▶ [Web page and app entries]:

- Opening Delimiter -

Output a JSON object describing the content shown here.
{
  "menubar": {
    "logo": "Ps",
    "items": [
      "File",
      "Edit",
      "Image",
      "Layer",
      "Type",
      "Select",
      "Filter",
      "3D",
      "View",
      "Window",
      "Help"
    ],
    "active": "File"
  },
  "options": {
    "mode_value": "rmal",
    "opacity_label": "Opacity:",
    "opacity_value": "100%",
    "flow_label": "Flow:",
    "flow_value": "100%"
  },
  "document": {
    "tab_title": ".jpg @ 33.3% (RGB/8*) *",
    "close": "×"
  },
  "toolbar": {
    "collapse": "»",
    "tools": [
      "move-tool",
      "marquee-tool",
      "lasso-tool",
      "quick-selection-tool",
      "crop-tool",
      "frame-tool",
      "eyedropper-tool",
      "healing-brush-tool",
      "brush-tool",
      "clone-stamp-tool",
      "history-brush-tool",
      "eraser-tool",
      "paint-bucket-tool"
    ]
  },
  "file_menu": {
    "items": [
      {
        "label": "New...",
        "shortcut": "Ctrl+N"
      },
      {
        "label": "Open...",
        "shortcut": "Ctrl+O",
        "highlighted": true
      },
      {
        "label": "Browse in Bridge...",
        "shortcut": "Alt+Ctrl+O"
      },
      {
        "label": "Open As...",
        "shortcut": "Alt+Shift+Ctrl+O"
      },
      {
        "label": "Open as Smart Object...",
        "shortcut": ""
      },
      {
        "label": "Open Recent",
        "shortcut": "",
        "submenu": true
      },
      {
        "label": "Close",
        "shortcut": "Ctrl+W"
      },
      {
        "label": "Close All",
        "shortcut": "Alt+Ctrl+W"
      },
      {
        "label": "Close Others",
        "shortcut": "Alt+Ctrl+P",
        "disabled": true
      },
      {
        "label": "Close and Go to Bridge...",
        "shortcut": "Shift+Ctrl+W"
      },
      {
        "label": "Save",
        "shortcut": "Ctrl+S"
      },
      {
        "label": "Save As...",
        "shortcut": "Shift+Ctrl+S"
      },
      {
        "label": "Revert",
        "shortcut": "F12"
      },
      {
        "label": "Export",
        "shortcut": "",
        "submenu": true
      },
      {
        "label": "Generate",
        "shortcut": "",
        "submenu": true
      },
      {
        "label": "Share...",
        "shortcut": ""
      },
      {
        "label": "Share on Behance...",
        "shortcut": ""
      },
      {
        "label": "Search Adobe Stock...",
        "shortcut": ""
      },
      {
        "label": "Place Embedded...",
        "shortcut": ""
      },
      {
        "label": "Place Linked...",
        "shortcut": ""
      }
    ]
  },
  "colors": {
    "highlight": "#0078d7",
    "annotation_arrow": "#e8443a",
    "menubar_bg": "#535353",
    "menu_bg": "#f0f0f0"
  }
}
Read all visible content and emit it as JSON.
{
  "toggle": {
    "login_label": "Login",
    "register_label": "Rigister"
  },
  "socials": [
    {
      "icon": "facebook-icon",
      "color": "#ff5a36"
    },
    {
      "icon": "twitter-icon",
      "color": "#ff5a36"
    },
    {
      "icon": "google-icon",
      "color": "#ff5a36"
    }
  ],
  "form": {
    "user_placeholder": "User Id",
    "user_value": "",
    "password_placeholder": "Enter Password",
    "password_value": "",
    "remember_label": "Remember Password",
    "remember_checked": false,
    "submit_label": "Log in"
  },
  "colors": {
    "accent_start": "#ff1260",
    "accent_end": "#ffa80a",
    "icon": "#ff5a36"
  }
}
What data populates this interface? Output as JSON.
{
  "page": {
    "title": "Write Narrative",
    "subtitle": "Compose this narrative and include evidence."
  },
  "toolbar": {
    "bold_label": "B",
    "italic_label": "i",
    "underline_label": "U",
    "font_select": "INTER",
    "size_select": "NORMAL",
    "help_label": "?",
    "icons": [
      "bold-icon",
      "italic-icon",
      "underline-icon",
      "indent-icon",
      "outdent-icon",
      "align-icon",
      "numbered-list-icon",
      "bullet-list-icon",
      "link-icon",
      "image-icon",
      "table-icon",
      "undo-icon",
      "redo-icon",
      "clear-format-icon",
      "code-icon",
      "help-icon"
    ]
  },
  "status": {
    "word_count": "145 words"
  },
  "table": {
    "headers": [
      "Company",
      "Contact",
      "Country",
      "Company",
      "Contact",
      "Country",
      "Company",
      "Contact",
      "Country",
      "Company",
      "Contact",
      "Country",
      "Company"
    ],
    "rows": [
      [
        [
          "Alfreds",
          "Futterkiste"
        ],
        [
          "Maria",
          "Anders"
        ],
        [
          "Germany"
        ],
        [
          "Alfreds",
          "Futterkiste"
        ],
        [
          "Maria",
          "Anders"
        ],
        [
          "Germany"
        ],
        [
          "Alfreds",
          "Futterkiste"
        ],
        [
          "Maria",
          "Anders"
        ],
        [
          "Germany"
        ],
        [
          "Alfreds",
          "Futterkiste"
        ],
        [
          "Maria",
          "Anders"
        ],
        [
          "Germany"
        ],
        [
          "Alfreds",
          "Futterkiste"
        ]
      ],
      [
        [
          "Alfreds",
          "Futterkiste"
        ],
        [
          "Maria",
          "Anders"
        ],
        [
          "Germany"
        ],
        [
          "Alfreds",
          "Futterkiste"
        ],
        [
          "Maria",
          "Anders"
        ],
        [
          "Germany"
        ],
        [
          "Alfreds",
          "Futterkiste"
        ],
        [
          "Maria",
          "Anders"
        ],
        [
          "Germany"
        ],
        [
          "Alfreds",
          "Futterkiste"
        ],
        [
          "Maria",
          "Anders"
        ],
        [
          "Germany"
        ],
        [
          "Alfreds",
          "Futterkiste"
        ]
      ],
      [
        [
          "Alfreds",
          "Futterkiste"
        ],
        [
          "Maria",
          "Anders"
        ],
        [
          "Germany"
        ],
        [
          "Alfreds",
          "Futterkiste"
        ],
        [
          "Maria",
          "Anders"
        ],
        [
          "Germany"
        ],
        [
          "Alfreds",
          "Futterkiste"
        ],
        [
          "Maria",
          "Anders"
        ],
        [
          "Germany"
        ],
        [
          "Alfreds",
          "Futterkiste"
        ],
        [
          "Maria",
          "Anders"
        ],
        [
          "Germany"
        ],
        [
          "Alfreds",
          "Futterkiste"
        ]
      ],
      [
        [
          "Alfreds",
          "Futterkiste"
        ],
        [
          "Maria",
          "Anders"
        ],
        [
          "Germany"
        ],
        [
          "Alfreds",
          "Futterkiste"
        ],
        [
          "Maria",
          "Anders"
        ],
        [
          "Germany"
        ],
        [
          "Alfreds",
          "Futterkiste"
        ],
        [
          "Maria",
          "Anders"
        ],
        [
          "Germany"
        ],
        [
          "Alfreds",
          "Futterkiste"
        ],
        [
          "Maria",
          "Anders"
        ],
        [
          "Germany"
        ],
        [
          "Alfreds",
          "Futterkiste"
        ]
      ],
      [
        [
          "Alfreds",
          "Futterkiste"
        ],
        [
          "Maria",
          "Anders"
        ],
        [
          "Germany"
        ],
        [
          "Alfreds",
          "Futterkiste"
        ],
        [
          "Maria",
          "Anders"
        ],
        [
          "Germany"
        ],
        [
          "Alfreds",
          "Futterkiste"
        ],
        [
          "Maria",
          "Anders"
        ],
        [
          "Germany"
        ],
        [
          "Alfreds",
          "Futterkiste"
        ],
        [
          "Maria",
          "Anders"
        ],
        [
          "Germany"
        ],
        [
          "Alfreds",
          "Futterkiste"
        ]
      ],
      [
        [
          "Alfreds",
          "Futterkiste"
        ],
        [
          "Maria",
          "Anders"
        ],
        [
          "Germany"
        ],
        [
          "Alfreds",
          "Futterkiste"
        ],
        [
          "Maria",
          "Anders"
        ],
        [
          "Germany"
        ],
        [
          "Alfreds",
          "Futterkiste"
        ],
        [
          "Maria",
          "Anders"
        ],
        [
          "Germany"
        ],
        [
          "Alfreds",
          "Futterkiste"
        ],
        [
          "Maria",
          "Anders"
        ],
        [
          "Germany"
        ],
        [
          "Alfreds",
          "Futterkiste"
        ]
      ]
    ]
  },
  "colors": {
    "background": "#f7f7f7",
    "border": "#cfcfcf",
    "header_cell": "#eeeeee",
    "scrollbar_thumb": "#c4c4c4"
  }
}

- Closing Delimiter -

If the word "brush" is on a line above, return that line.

▶ [Solution to this problem]:
      "healing-brush-tool",
      "brush-tool",
      "history-brush-tool",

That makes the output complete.